In the UK, the value of geospatial data and its power to unlock economic growth has been recognised by the creation of the Geospatial Commission, of which Ordnance Survey is a partner body. One of the Commission’s first projects was to provide a £130 million per year boost to the UK economy by expanding access to Ordnance Survey’s Public Sector Geospatial Agreement (PSGA). This allows start-ups and other commercial businesses to access Ordnance Survey’s core geospatial product, MasterMap, providing the private sector with the same access to a world-class geospatial product enjoyed by public sector agencies free at the point of use.
The Geospatial Commission believes that geospatial data could unlock £11 billion worth of economic growth in the private sector per year in total. The UK now has in place a geospatial strategy that sets out priorities and a roadmap to 2025.
Using geospatial data in the extraction industry
Ordnance Survey works with other countries and their mapping agencies to drive economic growth internationally too. As part of this, we offer the commercial service of carrying out a geospatial maturity assessment for national governments. This gives them a clear picture of how sophisticated their geospatial ecosystem is currently, and what they need to do to achieve their goals. In Ethiopia, Ordnance Survey led an interactive workshop for delegates from a number of African ministries to explain how the effective use of accurate geospatial information could benefit the mining industry.

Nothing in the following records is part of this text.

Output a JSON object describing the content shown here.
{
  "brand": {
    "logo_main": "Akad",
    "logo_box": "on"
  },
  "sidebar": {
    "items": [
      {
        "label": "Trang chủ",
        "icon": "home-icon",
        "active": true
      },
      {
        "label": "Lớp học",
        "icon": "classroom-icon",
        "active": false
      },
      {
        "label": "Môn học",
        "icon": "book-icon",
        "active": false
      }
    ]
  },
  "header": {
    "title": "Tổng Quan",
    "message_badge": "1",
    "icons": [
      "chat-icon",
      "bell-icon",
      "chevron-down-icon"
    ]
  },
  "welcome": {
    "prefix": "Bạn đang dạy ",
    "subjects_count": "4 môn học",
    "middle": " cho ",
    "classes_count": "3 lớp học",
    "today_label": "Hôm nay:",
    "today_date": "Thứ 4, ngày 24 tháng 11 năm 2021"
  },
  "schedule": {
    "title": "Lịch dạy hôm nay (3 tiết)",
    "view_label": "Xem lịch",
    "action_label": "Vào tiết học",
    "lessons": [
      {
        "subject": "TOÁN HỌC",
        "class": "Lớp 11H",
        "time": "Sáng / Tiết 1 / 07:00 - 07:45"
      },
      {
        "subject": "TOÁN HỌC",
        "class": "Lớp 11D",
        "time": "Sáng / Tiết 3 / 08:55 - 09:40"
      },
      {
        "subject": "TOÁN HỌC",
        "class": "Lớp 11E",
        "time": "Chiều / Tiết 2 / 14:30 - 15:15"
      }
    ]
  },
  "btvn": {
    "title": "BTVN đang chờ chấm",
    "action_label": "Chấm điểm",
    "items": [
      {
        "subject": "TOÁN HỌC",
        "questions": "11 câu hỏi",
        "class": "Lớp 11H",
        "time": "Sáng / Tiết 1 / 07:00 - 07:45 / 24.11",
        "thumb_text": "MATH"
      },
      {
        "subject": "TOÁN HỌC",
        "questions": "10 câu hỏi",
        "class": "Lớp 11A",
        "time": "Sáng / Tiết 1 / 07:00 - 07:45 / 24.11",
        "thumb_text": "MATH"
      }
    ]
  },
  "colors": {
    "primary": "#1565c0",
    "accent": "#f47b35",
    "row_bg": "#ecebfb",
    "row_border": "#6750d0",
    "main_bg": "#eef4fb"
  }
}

Ethiopia is a country looking to expand and maximise its land use with potential to tap further into its extraction industry to support economic growth. Ordnance Survey experience and expertise helped to illustrate how a national location strategy – in the context of the extractive market – could benefit the nation. With a population set to double within 25 years, the need to use land effectively in Ethiopia has never been stronger. The project raised awareness of how accurate information about land boundaries and ownership and effective governance could attract overseas investment for the benefit of local people.